What Is An Ayurvedic Diet?
Generally speaking, when I see or hear the word “diet”, my skepticism automatically turns on full force and I kind of stop listening. I think this is true for a lot of people. But an Ayurvedic diet is not a “diet” in the way that we use the term now. It's not a fad diet, there's no crash dieting involved, it's not a “system reset,” and there's no juicing and drinking your meals. In fact, Ayurveda actually discourages the kind of juicing and long-term fasting that's become so popular over the last few years.
An Ayurvedic diet is really a lifestyle choice that we move toward implementing permanently, rather than something we do just for a little while. I know the word 'change' may sound difficult or a little scary, but once you start eating Ayurvedically, and feel the difference it can make in your whole self, I'm pretty confident that you'll really enjoy making the change.
Keep in mind that change takes time, and it's pretty unrealistic to make any lifestyle change 100% in a short period of time. Depending on what's going on in your life, even keeping it up after implementing it fully can be difficult and can lead to stress. An Ayurvedic lifestyle tries to move away from stress as much as possible, so keeping an 80/20 principle to your approach is always a good idea. If you can eat Ayurvedically 80% of the time, that's a HUGE accomplishment to be proud of :)
General Principles of an Ayurvedic Diet
1. Eat a balance of the six tastes that is best for your dosha, or constitution, and agni, or digestion
Within Ayurvedic nutrition, every food item (or Ahara) has one or more of the Six Tastes (or Shad Rasas). The six tastes are made up of combinations of the five elements, and depending on which dosha needs either quelling or nurturing, we either decrease or increase our consumption of certain tastes. You also may want to consider what your current state of digestion (or agni) is. Head spinning? Read more about the Shad Rasas and agni to wrap your brain around this beautiful concept :)
2. Eat whole, real, mostly fresh foods
This means fresh, whole fruits and veggies, whole grains, nuts and seeds, fresh and unprocessed meats (if you're not vegetarian), fresh milk products, etc. The freshness of the food makes a huge difference in the life force (or Prana) in the food, which makes a huge difference in its available nutrients and action in the body.
3. Cut out artificial foods, preservatives, and refined foods

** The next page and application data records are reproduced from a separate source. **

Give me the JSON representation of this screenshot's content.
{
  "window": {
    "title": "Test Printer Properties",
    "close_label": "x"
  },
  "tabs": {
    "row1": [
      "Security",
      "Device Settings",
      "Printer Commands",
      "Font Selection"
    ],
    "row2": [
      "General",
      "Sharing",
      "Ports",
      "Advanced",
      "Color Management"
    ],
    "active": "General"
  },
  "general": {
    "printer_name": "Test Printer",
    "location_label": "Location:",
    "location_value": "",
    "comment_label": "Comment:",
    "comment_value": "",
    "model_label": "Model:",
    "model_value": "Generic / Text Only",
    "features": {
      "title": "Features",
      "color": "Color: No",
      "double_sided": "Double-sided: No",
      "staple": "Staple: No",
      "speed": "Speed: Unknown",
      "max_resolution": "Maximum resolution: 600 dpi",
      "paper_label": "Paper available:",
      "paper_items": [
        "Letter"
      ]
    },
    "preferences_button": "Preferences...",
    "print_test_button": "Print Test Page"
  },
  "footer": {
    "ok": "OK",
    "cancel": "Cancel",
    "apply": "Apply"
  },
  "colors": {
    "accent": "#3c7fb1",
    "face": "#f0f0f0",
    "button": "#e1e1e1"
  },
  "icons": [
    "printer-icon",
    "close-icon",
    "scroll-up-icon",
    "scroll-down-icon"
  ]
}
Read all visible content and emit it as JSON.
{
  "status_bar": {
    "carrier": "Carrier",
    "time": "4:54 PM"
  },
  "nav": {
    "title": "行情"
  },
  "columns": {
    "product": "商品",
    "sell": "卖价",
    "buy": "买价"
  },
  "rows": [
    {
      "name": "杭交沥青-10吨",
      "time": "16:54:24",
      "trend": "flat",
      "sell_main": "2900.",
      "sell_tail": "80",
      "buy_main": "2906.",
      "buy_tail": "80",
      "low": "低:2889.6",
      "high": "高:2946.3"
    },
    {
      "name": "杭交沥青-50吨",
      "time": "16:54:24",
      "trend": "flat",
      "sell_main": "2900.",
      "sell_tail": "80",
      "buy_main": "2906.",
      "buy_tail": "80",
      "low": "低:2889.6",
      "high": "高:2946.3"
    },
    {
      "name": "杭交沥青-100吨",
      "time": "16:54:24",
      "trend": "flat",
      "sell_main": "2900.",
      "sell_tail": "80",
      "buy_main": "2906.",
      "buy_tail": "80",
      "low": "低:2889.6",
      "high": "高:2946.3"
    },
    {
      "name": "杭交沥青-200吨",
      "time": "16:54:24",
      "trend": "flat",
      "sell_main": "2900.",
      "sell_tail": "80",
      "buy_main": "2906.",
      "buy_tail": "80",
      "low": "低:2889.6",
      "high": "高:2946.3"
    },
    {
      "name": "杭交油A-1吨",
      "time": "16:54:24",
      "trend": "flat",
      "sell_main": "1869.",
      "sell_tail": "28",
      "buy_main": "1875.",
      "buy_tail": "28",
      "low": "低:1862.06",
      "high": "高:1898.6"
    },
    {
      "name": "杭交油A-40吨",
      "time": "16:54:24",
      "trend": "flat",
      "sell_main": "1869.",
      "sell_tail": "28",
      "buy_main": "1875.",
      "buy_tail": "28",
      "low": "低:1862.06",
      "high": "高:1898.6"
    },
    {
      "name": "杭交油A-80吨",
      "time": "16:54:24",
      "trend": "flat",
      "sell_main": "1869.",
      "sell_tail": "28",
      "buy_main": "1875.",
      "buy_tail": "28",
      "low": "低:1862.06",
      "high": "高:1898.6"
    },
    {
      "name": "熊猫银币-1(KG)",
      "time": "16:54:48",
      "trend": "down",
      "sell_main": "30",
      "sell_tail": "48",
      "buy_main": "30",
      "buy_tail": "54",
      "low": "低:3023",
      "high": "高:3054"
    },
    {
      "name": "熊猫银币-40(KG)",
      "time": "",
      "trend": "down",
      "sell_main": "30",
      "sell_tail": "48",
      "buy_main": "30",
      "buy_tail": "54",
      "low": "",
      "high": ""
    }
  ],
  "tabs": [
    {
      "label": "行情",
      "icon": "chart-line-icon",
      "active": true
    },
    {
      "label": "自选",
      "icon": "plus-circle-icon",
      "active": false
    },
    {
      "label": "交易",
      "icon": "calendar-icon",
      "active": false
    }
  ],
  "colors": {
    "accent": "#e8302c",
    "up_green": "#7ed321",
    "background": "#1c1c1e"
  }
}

This is a lot of things. Over the years, processed, chemically preserved, and artificial foods have become the norm, and are staples in most households. Many of these "food items" more closely resemble cardboard or plastic than real, nourishing food. "Food" like this has negative karma, or action, in the body and mind. One of the easiest ways to avoid these nourishment impostors is to stick to the outside walls of the grocery store when shopping- this is where you'll find the real food full of prana and good karma. And all methods of preserving aren't devoid of karmic value- foods preserved by fermentation, pickling, or sun drying, are regularly used in Ayurveda, and out of other methods, freezing is the best.
4. Cook at home as much as possible
When you cook at home, you can be sure that what you're putting into your food is nothing less than whole nourishment, good intentions, and love. Cooking at home does take time, but there are definitely ways to cut down on time spent. With a little planning in place, it can become really enjoyable.
5. Make a conscious connection with your food
No, I don't mean have a conversation with what's on your dinner plate. I mean give thanks to whatever/whomever you're grateful to for feeding you. Some people pray to a god, or thank the universe or Mother Earth; whatever your thing is, do it! Being consciously grateful for your nourishment will create a conscious connection with it, which will absolutely increase it's karma in your whole being.